“We are inviting the athletes and participating delegations of the upcoming Olympic and Paralympic Games to lead by example and accept the vaccine where and when possible,” IOC President Thomas Bach said in a statement. “By taking the vaccine, they can send a powerful message that vaccination is not only about personal health, but also about solidarity and consideration of the wellbeing of others in their communities.”
Rules for a safe Olympic and Paralympic Games are outlined in different “Playbooks” for groups such as members of the press, broadcasters, international federations, and athletes and officials. They were published initially in February and updated in April due to new strains of the COVID-19 virus and following further evaluation. Another update is set for June, and the Playbooks can be accessed online.
In the “Vaccines” section toward the end of each Playbook, it reads, “While we encourage everyone coming to Tokyo to get vaccinated if this is possible in line with the national immunization guidelines of your country, you will not be required to have received a vaccine in order to participate in the Games — and all of the rules outlined in this Playbook will apply, whether or not you have received the vaccine.”
At the US Olympic and Paralympic Committee’s Team USA Media Summit in April, some American athletes eyeing a spot in Tokyo spoke about getting vaccinated or having the option to do so. Simone Biles, for instance, told reporters at the time, “Once it’s my time, I would love to be vaccinated. And I think it’s good for athletes to become advocates for that, so we can stay safe and healthy.” Rose Hollermann from the US women’s wheelchair basketball team that is already qualified for Tokyo, spoke about having easy access to vaccines thanks to the USOPC.
The rules outlined for those traveling for the Games include the basics: wearing a mask at all times except for when eating, training, competing, sleeping, or outside and socially distanced from others; limiting physical interactions; and practicing hand hygiene. Generally, participants will have to test negative for COVID-19 within 72 hours of their departure to Tokyo but take two tests total on two separate days within 96 hours of their flight to Japan. They should also expect another test upon arrival.
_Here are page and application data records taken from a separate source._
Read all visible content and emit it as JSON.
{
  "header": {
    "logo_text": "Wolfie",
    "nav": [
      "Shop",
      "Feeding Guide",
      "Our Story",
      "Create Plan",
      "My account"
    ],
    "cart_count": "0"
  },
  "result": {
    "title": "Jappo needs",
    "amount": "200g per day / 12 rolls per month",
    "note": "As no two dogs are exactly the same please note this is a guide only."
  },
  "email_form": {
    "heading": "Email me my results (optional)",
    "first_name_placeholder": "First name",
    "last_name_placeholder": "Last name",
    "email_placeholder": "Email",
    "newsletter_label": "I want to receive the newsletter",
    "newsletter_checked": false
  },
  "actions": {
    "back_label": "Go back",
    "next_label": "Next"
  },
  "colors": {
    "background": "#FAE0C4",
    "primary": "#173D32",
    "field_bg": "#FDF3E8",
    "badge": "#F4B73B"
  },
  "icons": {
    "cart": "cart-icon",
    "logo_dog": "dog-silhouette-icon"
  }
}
Athletes and those in close proximity with athletes should expect to be tested daily; others will be tested every day for three days after their arrival, then regularly after that based on their contact with athletes. All participants must also get tested and isolate if they experience symptoms once there, as well as keep track of their health daily in designated smartphone apps. Temperature checks will be administered each time a person enters an Olympic or Paralympic venue. The most up-to-date Playbook for athletes and officials can be found here.
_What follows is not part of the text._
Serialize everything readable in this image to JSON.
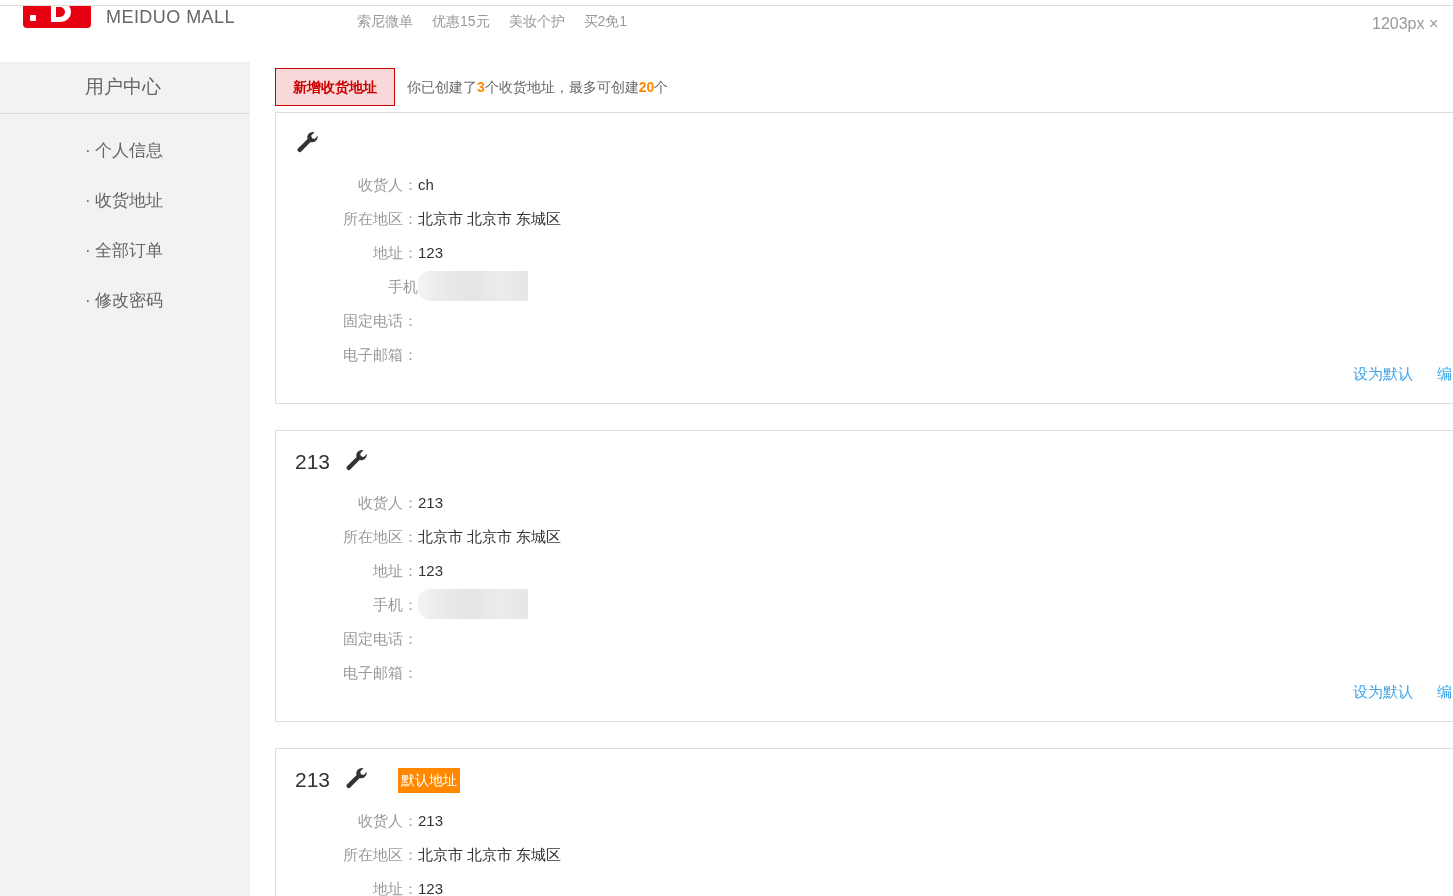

This summer’s Tokyo Games are set to take place from July 23 to Aug. 8, and the Paralympic Games are set to be held from Aug. 24 to Sept. 5.